To begin with, let us stop blaming our institutes blindly. Most of these rankings are designed in such a way that our institutes don’t perform too well on the selected parameters. For instance, the number of undergraduates in the campus is a major parameter due to which Indian institutes such as IIMs and ISB fail to get high scores. Additionally, the diverse nationalities of the students joining the institute are also considered while ranking the institutes. Indian Universities, due to various restraints, do not admit many students from out of India, which further hurts their rankings.

Another parameter used in these rankings is the research funding received by the institute. In this regard too, the Indian institutes don’t fare too well. Ratan Tata himself has donated large amounts to the Cornell University and the Harvard Business School on more than one occasion. Such rituals of giving back to your alma mater are hard to find in India. In the US, even companies such as Google and Fedex are known to donate generously to top Universities to fund their research efforts.

The factor which makes up for the biggest scoring parameter is the volume of research coming out of the institute. Most of the Indian institutes offer restricted courses, which mean lesser number of students and comparatively lesser research. Until recently, IITs only offered courses in Engineering. It is only now that they have also started offering MBA courses, which would increase their worth on the world stage.

A world class institute requires a heavy financial backing for its operations. While the institutes in USA and Europe receive generous donations and grants from their alumni, such culture is non existence in India. Many individuals also put their alma mater as the heir of their property after they die – a scenario which is unthinkable in India.

The total endowments with Harvard are $32 billion! In comparison, India’s budget for the entire education sector for 2015-16 is close to $10.5 billion!

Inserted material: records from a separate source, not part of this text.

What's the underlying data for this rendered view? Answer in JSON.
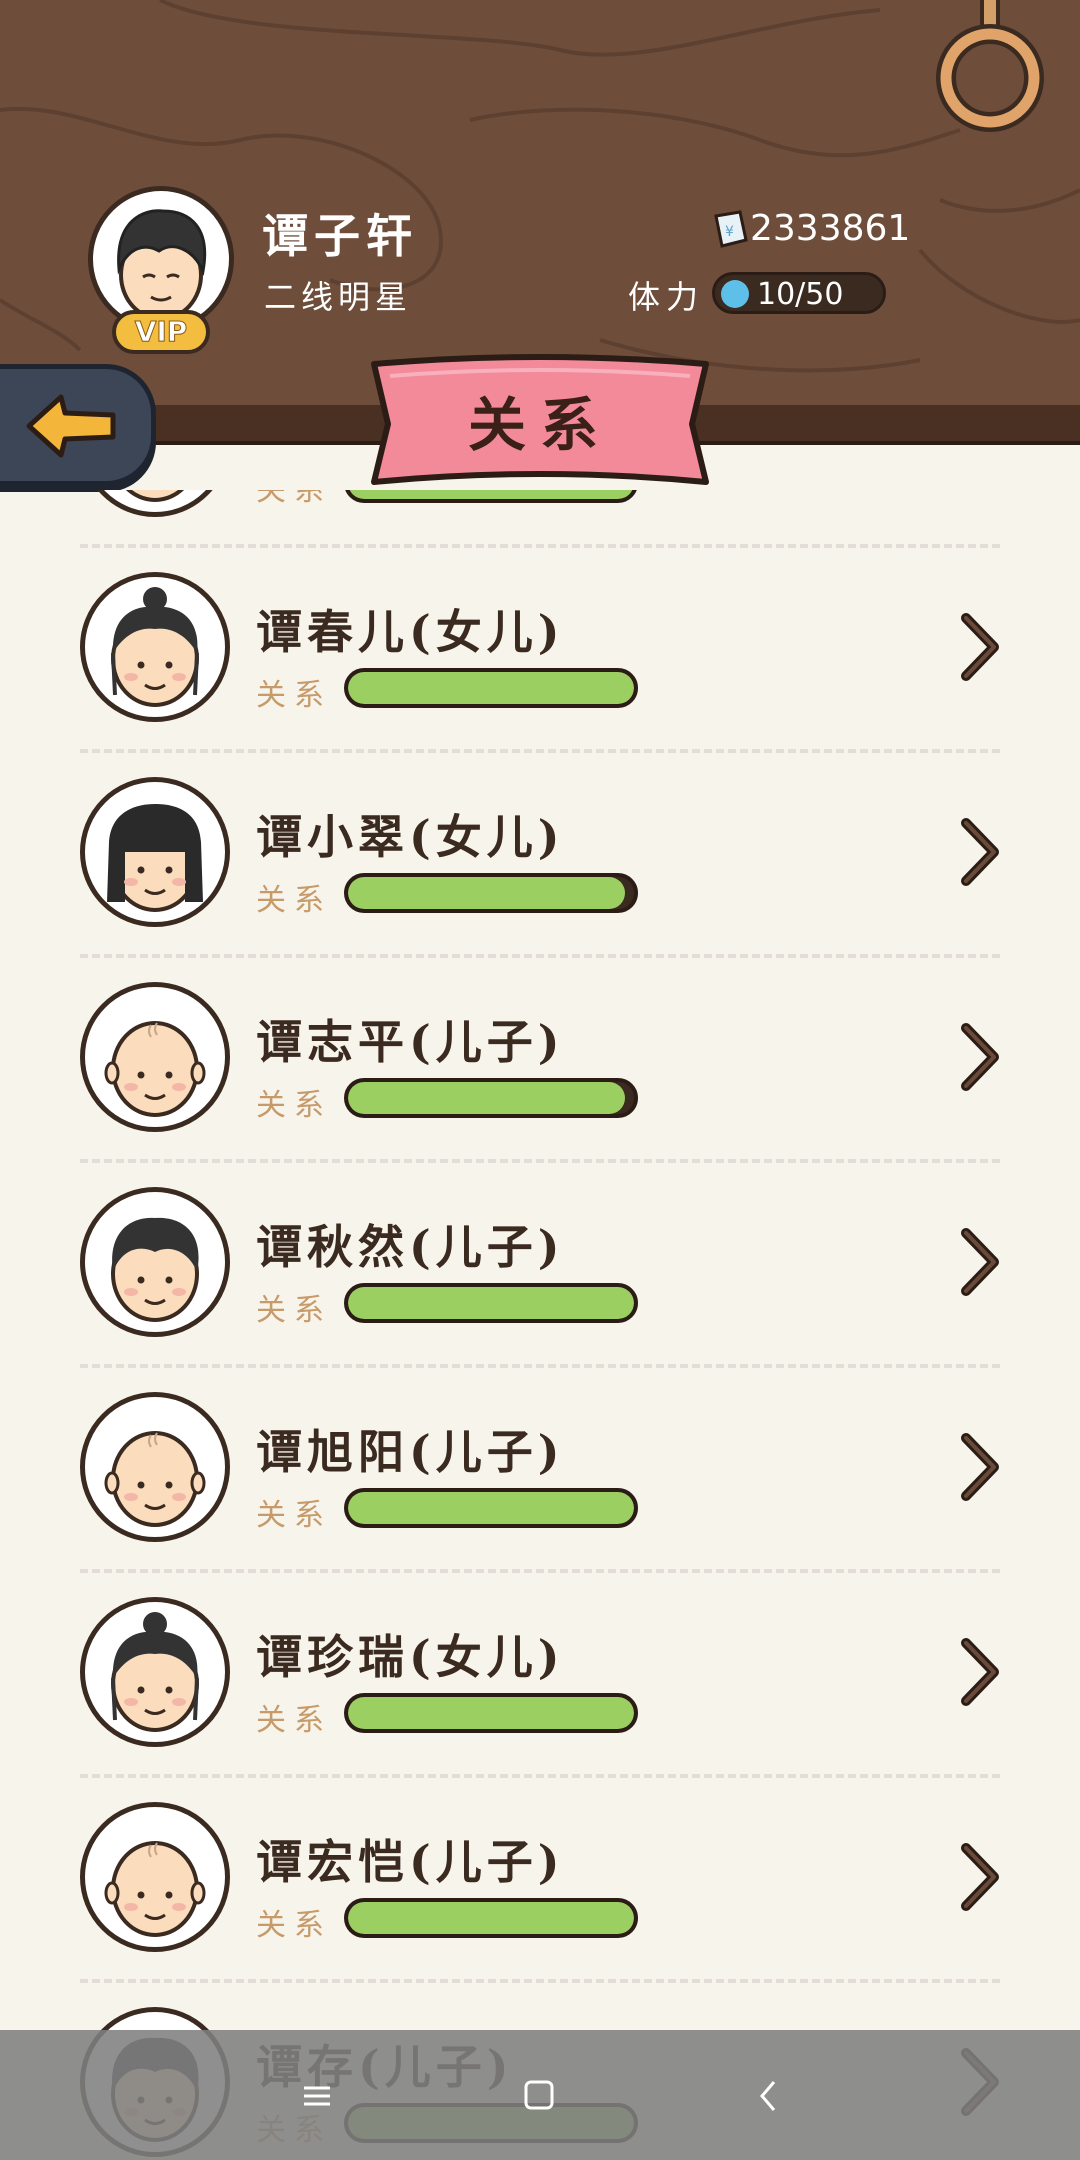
{
  "player": {
    "name": "谭子轩",
    "title": "二线明星",
    "vip": "VIP",
    "money": "2333861",
    "stamina_label": "体力",
    "stamina": "10/50"
  },
  "page": {
    "title": "关系"
  },
  "relation_label": "关系",
  "members": [
    {
      "name": "",
      "relation_level": 1.0,
      "hair": "bald"
    },
    {
      "name": "谭春儿(女儿)",
      "relation_level": 1.0,
      "hair": "bun"
    },
    {
      "name": "谭小翠(女儿)",
      "relation_level": 0.97,
      "hair": "bob"
    },
    {
      "name": "谭志平(儿子)",
      "relation_level": 0.97,
      "hair": "bald"
    },
    {
      "name": "谭秋然(儿子)",
      "relation_level": 1.0,
      "hair": "short"
    },
    {
      "name": "谭旭阳(儿子)",
      "relation_level": 1.0,
      "hair": "bald"
    },
    {
      "name": "谭珍瑞(女儿)",
      "relation_level": 1.0,
      "hair": "bun"
    },
    {
      "name": "谭宏恺(儿子)",
      "relation_level": 1.0,
      "hair": "bald"
    },
    {
      "name": "谭存(儿子)",
      "relation_level": 1.0,
      "hair": "short"
    }
  ],
  "icons": {
    "back": "back-arrow-icon",
    "money": "banknote-icon",
    "stamina": "stamina-orb-icon",
    "chevron": "chevron-right-icon",
    "nav_menu": "menu-icon",
    "nav_home": "home-square-icon",
    "nav_back": "nav-back-icon"
  },
  "colors": {
    "wood": "#6e4d3b",
    "ribbon": "#f28a9a",
    "bar_fill": "#9bcf62",
    "background": "#f7f4ec"
  }
}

Oxford came into being in the year 1167! While Harvard was formed in the year 1636. On the other hand, the first IIT was formed only in 1951. In all aspects, it would be extremely harsh on the IITs to compete with institutes of such stature at such an early stage. The infrastructure and robust alumni network that these institutions boast of require centuries.

While our institutions may not stand very tall on the parameters used by these rankings, they are doing a fairly good job in churning out talents that are running the best companies in the world. So the next time you see such rankings and don’t find an Indian institute, don’t be disappointed. There is much more to it that what meets the eye.